By Lorraine Anyango
The commemoration of World Prematurity Day in Kisumu was a galore of both learning and entertainment.
It was an opportunity to give the world’s most vulnerable babies the attention they deserve and help give them the best possible start in life.
The theme for this year’s celebration was ‘Small Actions, Big Impact, Skin to Skin Care for Every Baby Everywhere.’
………And when the chief guest took to the podium “Men can do Kangaroo Mother Care (KMC) better.” The concept was echoed with great admiration and appreciation for fathers who shared their experiences of having participated in the initial care of their pre-term babies.
Through the pre-term journey, there is a need to emphasize families’ involvement in routine care, the fathers should also be involved, learning what to do in the hospital allows them to practice at home.

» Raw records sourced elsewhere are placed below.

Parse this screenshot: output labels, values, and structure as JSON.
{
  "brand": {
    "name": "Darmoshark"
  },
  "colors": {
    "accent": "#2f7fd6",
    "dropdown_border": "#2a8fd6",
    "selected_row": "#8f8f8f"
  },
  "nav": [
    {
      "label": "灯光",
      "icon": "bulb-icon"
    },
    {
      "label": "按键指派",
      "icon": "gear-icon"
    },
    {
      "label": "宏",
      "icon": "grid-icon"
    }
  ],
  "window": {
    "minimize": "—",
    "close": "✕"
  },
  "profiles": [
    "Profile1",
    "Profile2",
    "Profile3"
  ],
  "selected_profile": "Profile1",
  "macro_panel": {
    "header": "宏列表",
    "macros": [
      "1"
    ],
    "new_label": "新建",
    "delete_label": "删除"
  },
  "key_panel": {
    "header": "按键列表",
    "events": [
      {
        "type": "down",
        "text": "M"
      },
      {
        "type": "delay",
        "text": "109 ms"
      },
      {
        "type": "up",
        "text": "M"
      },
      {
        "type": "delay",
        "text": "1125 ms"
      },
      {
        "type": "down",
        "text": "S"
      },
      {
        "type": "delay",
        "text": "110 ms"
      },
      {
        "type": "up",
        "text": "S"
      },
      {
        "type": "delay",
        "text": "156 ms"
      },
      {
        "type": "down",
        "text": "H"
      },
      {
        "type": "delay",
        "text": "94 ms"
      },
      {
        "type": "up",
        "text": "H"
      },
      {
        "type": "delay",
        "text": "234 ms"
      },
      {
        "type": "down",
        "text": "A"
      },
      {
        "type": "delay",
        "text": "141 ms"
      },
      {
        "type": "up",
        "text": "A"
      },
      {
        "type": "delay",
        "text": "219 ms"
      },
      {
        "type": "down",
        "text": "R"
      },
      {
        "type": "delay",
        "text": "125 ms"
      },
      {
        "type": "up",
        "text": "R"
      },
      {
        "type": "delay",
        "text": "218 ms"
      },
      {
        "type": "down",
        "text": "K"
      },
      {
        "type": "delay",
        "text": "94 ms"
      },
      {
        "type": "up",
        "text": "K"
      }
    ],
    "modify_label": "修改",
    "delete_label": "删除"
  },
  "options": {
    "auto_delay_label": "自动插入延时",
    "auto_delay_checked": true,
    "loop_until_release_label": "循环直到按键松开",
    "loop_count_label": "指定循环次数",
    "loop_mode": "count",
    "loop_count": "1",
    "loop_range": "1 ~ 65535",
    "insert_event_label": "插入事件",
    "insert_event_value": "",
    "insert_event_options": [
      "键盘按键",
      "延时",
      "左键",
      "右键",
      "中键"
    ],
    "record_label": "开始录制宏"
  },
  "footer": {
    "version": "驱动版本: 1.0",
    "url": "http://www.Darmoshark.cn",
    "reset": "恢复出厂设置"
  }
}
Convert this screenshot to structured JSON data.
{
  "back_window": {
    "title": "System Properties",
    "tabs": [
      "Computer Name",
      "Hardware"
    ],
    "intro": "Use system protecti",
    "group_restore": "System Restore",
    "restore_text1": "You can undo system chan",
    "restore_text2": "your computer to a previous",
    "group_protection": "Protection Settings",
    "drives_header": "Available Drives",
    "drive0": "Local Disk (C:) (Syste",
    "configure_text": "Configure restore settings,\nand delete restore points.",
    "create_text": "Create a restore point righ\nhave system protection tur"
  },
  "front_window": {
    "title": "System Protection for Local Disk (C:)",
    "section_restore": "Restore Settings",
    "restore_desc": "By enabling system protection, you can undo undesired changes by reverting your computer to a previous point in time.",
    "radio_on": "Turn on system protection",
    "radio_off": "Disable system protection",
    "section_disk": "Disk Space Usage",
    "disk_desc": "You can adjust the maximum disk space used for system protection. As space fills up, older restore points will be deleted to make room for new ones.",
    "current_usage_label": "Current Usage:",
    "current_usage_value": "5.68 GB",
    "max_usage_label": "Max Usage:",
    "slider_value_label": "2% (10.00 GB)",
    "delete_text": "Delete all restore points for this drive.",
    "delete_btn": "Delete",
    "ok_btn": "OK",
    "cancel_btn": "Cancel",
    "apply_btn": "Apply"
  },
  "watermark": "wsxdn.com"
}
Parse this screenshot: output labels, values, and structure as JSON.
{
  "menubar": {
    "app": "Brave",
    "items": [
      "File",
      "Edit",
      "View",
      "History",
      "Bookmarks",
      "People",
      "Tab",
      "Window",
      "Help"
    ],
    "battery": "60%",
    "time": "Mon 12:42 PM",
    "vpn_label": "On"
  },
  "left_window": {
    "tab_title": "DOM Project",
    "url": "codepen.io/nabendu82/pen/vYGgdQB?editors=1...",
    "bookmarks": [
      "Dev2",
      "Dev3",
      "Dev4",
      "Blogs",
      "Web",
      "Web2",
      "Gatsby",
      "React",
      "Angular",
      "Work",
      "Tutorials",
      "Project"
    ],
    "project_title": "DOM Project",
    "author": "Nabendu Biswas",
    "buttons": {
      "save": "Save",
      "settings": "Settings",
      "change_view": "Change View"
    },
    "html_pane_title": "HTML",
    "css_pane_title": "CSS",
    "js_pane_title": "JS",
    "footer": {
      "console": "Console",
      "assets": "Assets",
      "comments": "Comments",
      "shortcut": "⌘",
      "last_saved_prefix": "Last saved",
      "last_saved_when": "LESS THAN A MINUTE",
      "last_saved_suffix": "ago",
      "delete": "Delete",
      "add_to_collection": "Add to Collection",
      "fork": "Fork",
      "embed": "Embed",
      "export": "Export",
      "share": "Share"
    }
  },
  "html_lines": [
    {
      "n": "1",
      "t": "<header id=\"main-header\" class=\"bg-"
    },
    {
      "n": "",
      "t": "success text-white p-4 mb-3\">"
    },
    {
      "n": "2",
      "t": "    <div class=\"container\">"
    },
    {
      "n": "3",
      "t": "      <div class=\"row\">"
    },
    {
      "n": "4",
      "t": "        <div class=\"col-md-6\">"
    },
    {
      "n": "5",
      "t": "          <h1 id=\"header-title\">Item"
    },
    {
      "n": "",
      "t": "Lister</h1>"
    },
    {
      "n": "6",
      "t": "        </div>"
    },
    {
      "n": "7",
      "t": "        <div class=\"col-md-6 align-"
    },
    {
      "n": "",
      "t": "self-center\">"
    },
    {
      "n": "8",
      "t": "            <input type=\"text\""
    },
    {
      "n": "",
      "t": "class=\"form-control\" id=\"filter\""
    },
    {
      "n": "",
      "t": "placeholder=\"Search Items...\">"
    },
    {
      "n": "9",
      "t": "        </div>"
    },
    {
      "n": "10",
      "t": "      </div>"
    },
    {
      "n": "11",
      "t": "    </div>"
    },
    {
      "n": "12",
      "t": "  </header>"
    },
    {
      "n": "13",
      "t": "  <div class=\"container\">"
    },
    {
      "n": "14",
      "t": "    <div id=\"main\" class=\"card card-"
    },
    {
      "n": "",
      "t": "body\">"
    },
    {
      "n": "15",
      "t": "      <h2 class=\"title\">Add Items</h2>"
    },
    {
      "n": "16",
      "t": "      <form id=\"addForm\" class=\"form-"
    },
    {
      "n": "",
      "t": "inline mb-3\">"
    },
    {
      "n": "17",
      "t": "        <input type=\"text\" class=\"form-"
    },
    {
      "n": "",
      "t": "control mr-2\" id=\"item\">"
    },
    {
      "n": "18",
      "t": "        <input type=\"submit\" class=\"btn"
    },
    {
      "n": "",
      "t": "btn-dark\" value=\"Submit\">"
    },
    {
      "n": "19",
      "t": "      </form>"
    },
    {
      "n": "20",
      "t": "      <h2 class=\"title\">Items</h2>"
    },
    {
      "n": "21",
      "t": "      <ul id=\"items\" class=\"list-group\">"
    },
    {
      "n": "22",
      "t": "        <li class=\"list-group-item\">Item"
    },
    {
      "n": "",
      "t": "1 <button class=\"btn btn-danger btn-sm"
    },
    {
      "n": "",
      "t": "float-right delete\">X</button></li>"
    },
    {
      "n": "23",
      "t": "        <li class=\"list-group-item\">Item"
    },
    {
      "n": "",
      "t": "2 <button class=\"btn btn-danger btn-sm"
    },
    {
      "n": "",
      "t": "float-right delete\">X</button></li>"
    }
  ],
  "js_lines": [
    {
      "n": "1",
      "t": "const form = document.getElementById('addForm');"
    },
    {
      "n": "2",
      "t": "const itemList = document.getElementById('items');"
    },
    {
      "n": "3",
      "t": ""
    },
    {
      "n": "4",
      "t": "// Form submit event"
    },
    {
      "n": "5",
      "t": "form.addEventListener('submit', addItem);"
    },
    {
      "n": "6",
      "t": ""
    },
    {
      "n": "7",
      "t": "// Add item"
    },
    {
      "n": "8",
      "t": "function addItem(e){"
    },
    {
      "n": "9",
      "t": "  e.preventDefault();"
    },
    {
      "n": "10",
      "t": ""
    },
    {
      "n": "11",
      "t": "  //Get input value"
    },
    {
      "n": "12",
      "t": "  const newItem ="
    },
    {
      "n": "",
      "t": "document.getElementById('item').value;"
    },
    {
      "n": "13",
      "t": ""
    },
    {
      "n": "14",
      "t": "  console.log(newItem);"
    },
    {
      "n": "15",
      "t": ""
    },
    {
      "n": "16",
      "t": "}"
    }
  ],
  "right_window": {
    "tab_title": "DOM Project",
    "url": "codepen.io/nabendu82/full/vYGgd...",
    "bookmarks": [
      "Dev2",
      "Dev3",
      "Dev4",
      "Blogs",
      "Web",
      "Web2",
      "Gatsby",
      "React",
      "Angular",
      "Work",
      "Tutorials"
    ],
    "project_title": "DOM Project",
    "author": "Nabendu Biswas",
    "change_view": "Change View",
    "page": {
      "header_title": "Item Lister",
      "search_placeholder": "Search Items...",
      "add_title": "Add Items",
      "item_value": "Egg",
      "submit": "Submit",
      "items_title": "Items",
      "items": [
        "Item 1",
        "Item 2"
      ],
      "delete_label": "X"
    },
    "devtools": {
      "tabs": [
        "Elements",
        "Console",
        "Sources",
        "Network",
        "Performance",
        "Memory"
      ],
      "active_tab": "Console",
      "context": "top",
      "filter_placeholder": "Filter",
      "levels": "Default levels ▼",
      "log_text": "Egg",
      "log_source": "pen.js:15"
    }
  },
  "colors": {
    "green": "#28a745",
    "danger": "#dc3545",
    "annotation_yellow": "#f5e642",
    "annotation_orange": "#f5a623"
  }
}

The father only follows the routine after their inclusion hence giving them confidence.
Dr Lusi Ojwang, Chief Officer of Medical Services, Public Health and Sanitation called all nurses and doctors to be wise with their choice of words as they create a big impact in a patient’s life.
“The health care personnel who take care of mothers with pre-term babies remain engraved in the minds of the clients for a very long time.” He said while emphasizing the importance of primary healthcare. “It all begins with the mother,” he said.
He urged the Community Health Promoters to find ways to integrate primary health and ensure that men join hands in practicing KMC care as they can do better.
The celebration was marked at the Kisumu County Referral Hospital (KCRH) and was graced by pre-term moms and their children, the Director of Medical Services Dr. Don Sunday Ogolla, County health coordinators, pediatricians, nurses, community health Promoters, partners children from Penda Girls.
The Pre-term moms took the opportunity not only to share their stories of very small babies weighing as low as 600 grams, but they extend gratitude to the pediatricians and nurses who took care of them as they spent not less than two months in the hospital.
Mr. Pius Bayas, father to one of the pre-term babies thanked the nursing team at KCRH for the collaborated effort that brought his child home alive. The baby was born with 920 grams when all hope was lost while he was on the verge of throwing in the towel. “With words of encouragement and pieces of advice from the nurses, we happily carried our baby home,” He said.
The Penda community joined in solidarity with the support of babies’ primary health. They sang their hearts out rebuking the practice of drunkenness as it should not be a factor hindering the growth of pre-term babies.
Amidst the dancing and singing, the participants were awakened to the prematurity scenario in the world as it’s the leading cause of death in under five mortalities
Dr. Ogolla advised mothers to fully attend the eight ANC (Antenatal Care) cycles to monitor both mother and child healthcare during the gestation period. He said this may help detect Preeclampsia, as a common cause of preterm births earlier hence managing it.
Preeclampsia is one of the high blood pressure (hypertension) disorders that can occur during pregnancy. Dr. Ogolla noted that some childbearing mothers only find out this during delivery.
Worldwide, 15 million babies are born as pre- terms. This means in every 10 children one will be premature. In the last five years, not much has changed as regards the mortality rate that is attributed to prematurity which was 22% in every 1000 births, now it stands at 21% according to KDHS.
This means we still have work to do. In Kisumu, 90% of the neonates admitted are pre-term babies. Sharon, a Pediatrician from KCRH said that we still lose pre-mature babies.
The birth of a preterm baby ushers in a period of significant stress, and for the parents, it’s emotionally and financially draining as well. Pre-mates experience prolonged hospital stays even two months, where they are separated from their families, as such their first major milestone is a discharge from the hospital
“As much as it is a celebration for these babies, it also marks the beginning of a long journey for them and their families, while some may live a normal life others suffer from chronic conditions such as hearing and sight problems, delayed development, and cerebral palsy,” she said.
“We need to pull together our small actions, to create a big impact, we want every pre-term baby everywhere to be placed skin to skin, it’s affordable and available and we only need to do it and we will have prevented death,” she added.
Kangaroo mother care enhances bonding and thermal regulation, when they have attained weight, they will be taught how to breastfeed.
The event was supported by USAID Boresha Jamii, Nip Nap , KCRH and the county Goverment of Kisumu.The celebration culminated with a cake-cutting activity.